(Try it):
Answer with a number only, stating how many lines of the records hold the word "collapse".

(Records supplied):
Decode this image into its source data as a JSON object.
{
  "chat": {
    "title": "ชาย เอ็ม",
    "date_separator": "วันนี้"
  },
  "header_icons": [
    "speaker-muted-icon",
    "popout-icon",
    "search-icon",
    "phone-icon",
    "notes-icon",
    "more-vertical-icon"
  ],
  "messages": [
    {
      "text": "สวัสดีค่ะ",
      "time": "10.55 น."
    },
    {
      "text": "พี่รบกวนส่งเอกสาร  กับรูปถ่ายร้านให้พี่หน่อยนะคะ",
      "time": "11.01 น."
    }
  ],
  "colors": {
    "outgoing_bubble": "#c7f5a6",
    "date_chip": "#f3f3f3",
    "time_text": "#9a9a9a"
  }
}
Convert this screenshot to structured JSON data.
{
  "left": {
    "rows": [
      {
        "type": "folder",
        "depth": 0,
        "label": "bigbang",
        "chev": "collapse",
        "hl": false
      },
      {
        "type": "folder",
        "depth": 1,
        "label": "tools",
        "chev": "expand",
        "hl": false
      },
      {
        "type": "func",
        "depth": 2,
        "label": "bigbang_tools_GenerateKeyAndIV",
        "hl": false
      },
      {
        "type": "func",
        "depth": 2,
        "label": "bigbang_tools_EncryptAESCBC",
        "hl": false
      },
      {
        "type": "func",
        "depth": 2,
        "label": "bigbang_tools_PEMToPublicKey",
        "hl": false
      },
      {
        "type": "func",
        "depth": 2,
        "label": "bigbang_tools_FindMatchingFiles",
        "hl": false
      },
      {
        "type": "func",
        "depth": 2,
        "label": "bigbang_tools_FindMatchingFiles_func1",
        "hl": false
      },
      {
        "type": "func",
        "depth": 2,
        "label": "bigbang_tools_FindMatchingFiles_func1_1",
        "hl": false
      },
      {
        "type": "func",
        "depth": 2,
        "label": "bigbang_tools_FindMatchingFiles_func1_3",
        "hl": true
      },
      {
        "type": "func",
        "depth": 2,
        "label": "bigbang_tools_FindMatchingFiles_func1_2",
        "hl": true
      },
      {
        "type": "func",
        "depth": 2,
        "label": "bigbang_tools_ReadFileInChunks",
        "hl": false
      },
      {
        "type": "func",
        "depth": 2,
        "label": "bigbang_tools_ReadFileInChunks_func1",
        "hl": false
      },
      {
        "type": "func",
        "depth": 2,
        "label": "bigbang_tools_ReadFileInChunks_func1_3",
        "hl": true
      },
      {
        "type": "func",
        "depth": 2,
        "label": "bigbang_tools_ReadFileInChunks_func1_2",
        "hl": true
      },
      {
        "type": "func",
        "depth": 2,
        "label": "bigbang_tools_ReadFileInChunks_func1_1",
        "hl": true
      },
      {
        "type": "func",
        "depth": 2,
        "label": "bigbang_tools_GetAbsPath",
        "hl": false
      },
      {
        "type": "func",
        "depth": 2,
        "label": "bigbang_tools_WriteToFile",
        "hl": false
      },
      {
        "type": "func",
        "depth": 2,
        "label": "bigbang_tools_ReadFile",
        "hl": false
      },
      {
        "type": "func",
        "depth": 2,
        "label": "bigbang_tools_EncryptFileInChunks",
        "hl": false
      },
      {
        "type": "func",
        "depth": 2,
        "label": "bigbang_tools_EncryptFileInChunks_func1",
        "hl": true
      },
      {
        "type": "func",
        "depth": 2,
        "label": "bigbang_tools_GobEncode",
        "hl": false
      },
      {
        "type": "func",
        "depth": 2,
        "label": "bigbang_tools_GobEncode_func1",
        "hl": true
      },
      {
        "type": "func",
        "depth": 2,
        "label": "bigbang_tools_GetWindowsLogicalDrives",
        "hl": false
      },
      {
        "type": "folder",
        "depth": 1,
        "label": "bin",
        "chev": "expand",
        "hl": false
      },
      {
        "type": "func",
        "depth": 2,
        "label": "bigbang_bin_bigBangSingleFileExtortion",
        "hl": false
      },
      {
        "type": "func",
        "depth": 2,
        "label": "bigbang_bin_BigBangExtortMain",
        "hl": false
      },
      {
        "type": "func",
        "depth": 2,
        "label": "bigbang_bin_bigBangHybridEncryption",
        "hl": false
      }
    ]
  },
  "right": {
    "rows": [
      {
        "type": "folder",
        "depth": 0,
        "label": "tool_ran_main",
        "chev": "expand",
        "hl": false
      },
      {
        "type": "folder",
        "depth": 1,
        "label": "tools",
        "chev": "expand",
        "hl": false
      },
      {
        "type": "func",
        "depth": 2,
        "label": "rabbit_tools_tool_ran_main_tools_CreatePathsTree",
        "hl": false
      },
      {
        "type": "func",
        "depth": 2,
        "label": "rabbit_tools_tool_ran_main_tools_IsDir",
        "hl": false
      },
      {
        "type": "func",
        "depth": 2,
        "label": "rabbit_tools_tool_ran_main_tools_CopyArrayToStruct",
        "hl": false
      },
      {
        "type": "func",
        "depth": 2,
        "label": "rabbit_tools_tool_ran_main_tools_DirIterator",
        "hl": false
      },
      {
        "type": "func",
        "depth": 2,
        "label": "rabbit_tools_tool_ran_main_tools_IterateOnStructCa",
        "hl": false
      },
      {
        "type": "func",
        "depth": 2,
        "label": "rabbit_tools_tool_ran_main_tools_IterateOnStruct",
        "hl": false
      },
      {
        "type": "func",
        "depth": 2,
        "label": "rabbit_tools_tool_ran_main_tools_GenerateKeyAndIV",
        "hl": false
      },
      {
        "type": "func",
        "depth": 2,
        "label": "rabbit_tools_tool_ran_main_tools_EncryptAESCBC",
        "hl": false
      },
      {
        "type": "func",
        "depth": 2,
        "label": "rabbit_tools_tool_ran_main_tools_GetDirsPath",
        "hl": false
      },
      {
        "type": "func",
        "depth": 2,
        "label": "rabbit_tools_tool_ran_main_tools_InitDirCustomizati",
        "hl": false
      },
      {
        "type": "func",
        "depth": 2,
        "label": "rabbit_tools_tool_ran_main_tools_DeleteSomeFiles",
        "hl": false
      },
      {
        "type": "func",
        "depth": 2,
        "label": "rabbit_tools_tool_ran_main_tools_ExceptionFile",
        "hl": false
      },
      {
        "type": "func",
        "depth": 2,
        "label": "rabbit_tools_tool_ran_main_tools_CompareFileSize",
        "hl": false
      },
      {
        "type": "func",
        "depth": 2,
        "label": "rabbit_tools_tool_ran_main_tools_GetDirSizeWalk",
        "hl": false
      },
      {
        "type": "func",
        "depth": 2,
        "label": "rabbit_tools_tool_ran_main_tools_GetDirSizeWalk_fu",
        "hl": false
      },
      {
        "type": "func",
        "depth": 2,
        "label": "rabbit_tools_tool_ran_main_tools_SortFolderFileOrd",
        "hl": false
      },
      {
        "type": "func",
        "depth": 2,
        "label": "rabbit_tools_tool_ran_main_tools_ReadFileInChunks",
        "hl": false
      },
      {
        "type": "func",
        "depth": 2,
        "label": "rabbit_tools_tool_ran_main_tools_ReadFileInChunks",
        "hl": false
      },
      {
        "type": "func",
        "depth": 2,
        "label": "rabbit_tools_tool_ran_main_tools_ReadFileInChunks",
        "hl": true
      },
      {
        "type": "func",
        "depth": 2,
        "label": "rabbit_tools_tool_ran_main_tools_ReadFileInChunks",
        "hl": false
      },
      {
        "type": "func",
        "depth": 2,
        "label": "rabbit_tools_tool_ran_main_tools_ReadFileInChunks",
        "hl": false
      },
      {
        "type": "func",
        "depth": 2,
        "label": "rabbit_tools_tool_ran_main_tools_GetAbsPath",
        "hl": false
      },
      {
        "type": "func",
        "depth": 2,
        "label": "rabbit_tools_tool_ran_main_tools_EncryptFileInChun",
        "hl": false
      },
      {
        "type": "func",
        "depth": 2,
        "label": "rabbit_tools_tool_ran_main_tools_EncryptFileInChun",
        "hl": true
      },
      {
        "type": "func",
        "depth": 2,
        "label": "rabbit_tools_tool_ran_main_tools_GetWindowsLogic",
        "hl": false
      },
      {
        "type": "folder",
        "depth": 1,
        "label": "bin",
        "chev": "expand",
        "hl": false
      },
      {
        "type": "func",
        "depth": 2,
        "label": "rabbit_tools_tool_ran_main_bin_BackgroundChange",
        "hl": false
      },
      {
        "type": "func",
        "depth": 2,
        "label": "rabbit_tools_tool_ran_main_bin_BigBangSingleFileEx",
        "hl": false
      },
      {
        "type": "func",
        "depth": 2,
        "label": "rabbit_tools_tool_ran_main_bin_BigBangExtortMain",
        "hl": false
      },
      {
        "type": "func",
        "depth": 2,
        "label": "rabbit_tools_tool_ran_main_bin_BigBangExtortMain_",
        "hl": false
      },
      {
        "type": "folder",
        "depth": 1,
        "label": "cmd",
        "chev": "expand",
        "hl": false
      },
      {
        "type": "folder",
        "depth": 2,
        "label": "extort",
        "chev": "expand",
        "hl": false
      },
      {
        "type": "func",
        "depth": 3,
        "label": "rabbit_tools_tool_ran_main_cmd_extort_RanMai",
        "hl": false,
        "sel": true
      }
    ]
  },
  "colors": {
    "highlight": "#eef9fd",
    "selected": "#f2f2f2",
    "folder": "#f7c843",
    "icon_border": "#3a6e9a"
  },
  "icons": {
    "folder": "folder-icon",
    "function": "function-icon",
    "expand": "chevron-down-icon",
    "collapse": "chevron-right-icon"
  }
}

(Task answer):
2